If you eat a lot of plants each day- fruits, veggies, nuts, seeds, and whole grains– one 1/2 cup serving of beans is probably enough. It offers up 15 grams of fiber, so that, along with your other fiber rich foods should get you to your fiber goals. Throw some in your soup or salad for lunch or dinner and you will be set. But really, you need them every day.
If you don’t get much fiber throughout the rest of your day, I’d shoot for 2 servings a day. Aim for 1/2 a cup with lunch and 1/2 a cup at dinner.
*Big asterisk- If you don’t eat fiber filled foods and haven’t had beans in a while, start slow. Start off with a 1/4 cup of beans each day for a week, then increase it to 1/2 a cup a day for a week, etc. If you go too fast, you will experience uncomfortable digestive distress. It will subside eventually, but I don’t want it to scare you away from beans!
If you are someone that also wants to optimize beans for hormonal reasons, shoot for 2-3 servings a day AND you want to be sure to consume them without a fat source at least 1x a day.
If you are looking for hormone support, we don’t want to eat beans with fat. The soluble fiber will bind to the fat content instead of the excess hormones, removing that instead of the hormones. So shoot for 1-2 servings of beans without fat each day, and your third can be eaten with some fat. You still need to consume fat, just do it at least 30-60 minutes after consuming beans.
This is certainly not an exhaustive list, but this would help you get in three servings of beans, one of which is totally fat free, and two of which are very low fat, helping to support excess hormone removal.
This is by far my client’s biggest concern with increasing their bean consumption.
They’ve lived a life where gas follows a serving of beans, so considering eating them daily is scary.
The reason you experience gas when you consume beans is because your body isn’t used to all of the fiber.

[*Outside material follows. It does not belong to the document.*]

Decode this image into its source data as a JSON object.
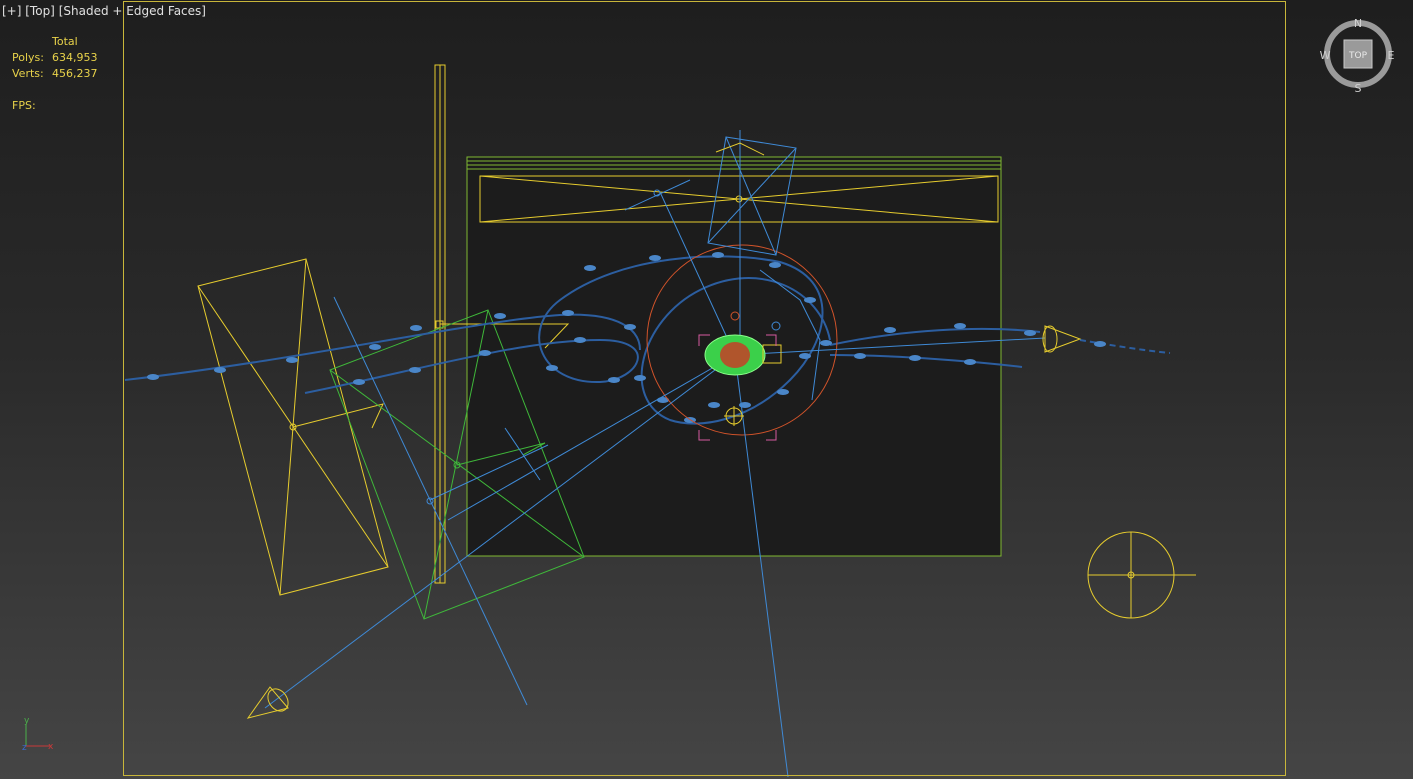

As your body starts to consume additional fiber, it starts to expel stagnant bacteria that needs to be removed. This is a good thing, but it can be smelly and uncomfy.
As you continue to expose your body to this new bacteria, it will get used to it, having gotten rid of bacteria no longer serving it and letting the new bacteria settle. Your body will get used to the new bacteria.

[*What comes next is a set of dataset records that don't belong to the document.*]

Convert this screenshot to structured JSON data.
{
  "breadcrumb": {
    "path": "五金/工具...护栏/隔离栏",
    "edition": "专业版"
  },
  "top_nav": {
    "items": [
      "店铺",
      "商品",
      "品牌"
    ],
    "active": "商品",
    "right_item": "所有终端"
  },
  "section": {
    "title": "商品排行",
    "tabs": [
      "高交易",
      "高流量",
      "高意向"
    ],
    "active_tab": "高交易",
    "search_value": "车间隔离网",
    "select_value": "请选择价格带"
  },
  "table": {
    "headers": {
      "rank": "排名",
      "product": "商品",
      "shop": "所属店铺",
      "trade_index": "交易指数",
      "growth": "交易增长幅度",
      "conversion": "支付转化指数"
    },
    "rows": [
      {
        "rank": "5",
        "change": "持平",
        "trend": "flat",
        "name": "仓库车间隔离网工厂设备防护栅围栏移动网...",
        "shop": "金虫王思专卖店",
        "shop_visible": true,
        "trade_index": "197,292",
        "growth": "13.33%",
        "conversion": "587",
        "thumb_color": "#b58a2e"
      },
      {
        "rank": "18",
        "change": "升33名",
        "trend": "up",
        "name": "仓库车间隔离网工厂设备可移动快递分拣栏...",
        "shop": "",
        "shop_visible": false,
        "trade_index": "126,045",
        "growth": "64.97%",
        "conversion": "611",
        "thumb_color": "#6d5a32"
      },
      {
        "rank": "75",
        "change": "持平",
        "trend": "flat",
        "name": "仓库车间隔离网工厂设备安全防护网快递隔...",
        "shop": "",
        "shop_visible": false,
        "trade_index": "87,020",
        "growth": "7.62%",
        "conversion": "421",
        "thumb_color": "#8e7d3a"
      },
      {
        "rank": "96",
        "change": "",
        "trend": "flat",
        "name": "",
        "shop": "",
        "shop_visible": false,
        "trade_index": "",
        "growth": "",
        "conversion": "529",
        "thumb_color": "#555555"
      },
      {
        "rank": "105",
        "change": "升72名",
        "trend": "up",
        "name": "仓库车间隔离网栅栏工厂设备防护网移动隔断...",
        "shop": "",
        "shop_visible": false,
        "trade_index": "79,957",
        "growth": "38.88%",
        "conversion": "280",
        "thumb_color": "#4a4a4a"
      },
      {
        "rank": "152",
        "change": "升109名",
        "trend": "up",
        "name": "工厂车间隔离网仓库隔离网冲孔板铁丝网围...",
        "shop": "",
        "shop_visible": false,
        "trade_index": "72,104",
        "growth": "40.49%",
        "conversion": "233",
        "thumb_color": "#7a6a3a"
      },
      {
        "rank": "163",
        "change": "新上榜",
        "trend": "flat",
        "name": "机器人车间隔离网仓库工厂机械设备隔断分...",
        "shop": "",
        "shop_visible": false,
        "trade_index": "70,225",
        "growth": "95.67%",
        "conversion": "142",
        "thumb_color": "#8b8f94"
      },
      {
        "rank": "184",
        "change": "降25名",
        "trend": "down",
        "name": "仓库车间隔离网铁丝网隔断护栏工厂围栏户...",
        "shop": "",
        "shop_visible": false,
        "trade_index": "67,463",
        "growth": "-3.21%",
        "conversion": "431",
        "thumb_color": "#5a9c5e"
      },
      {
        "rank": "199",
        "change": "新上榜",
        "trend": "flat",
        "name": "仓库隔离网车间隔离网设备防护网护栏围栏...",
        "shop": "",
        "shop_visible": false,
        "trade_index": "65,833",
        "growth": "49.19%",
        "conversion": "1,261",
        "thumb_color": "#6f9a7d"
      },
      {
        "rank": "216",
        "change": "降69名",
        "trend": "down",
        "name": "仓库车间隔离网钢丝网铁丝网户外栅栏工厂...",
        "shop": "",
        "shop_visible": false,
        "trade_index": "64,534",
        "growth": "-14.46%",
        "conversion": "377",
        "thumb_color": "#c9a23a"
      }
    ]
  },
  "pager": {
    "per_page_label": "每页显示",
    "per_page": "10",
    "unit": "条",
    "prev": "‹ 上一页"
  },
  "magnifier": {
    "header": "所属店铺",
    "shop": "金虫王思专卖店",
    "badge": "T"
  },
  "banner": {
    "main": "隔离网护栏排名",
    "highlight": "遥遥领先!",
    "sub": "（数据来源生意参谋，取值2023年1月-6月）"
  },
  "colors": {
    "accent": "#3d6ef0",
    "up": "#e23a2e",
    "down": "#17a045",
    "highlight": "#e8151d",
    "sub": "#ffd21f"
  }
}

It typically takes my clients about a week or two for their gas to subside, and once it does, they are hooked on beans for life. Honestly, they start to crave them because they are so nutrient dense and they feel their body start to thrive.
The gas will subside and then your body and digestion will thrive.
Have I convinced you to increase your bean consumption? I hope so! There are so many reasons to prioritize beans in your diet and I know you will enjoy so many health benefits when you do.
Please reach out if you could use some support in incorporating beans into your routine. Your digestion will thank you!